### What the exercise asks
Write out the listing verbatim. No pictures belong in it.

### Task material
-----

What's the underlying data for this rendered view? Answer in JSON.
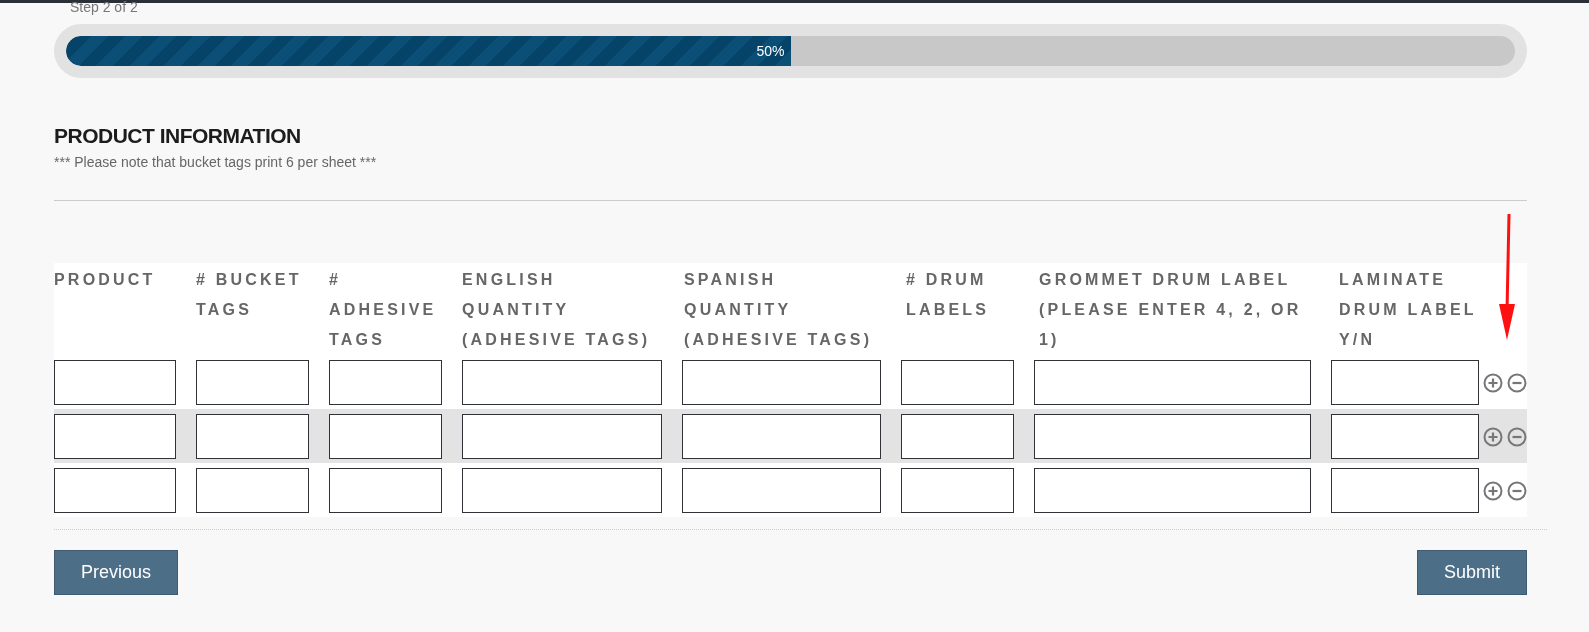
{
  "step_label": "Step 2 of 2",
  "progress": {
    "level": 0.5,
    "reading": "50%"
  },
  "section": {
    "title": "PRODUCT INFORMATION",
    "note": "*** Please note that bucket tags print 6 per sheet ***"
  },
  "table": {
    "columns": [
      "PRODUCT",
      "# BUCKET TAGS",
      "# ADHESIVE TAGS",
      "ENGLISH QUANTITY (ADHESIVE TAGS)",
      "SPANISH QUANTITY (ADHESIVE TAGS)",
      "# DRUM LABELS",
      "GROMMET DRUM LABEL (PLEASE ENTER 4, 2, OR 1)",
      "LAMINATE DRUM LABEL Y/N"
    ],
    "rows": [
      {
        "shaded": false
      },
      {
        "shaded": true
      },
      {
        "shaded": false
      }
    ]
  },
  "buttons": {
    "previous": "Previous",
    "submit": "Submit"
  }
}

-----

### Expected answer
What's the underlying data for this rendered view? Answer in JSON.
{
  "step_label": "Step 2 of 2",
  "progress": {
    "level": 0.5,
    "reading": "50%"
  },
  "section": {
    "title": "PRODUCT INFORMATION",
    "note": "*** Please note that bucket tags print 6 per sheet ***"
  },
  "table": {
    "columns": [
      "PRODUCT",
      "# BUCKET TAGS",
      "# ADHESIVE TAGS",
      "ENGLISH QUANTITY (ADHESIVE TAGS)",
      "SPANISH QUANTITY (ADHESIVE TAGS)",
      "# DRUM LABELS",
      "GROMMET DRUM LABEL (PLEASE ENTER 4, 2, OR 1)",
      "LAMINATE DRUM LABEL Y/N"
    ],
    "rows": [
      {
        "shaded": false
      },
      {
        "shaded": true
      },
      {
        "shaded": false
      }
    ]
  },
  "buttons": {
    "previous": "Previous",
    "submit": "Submit"
  }
}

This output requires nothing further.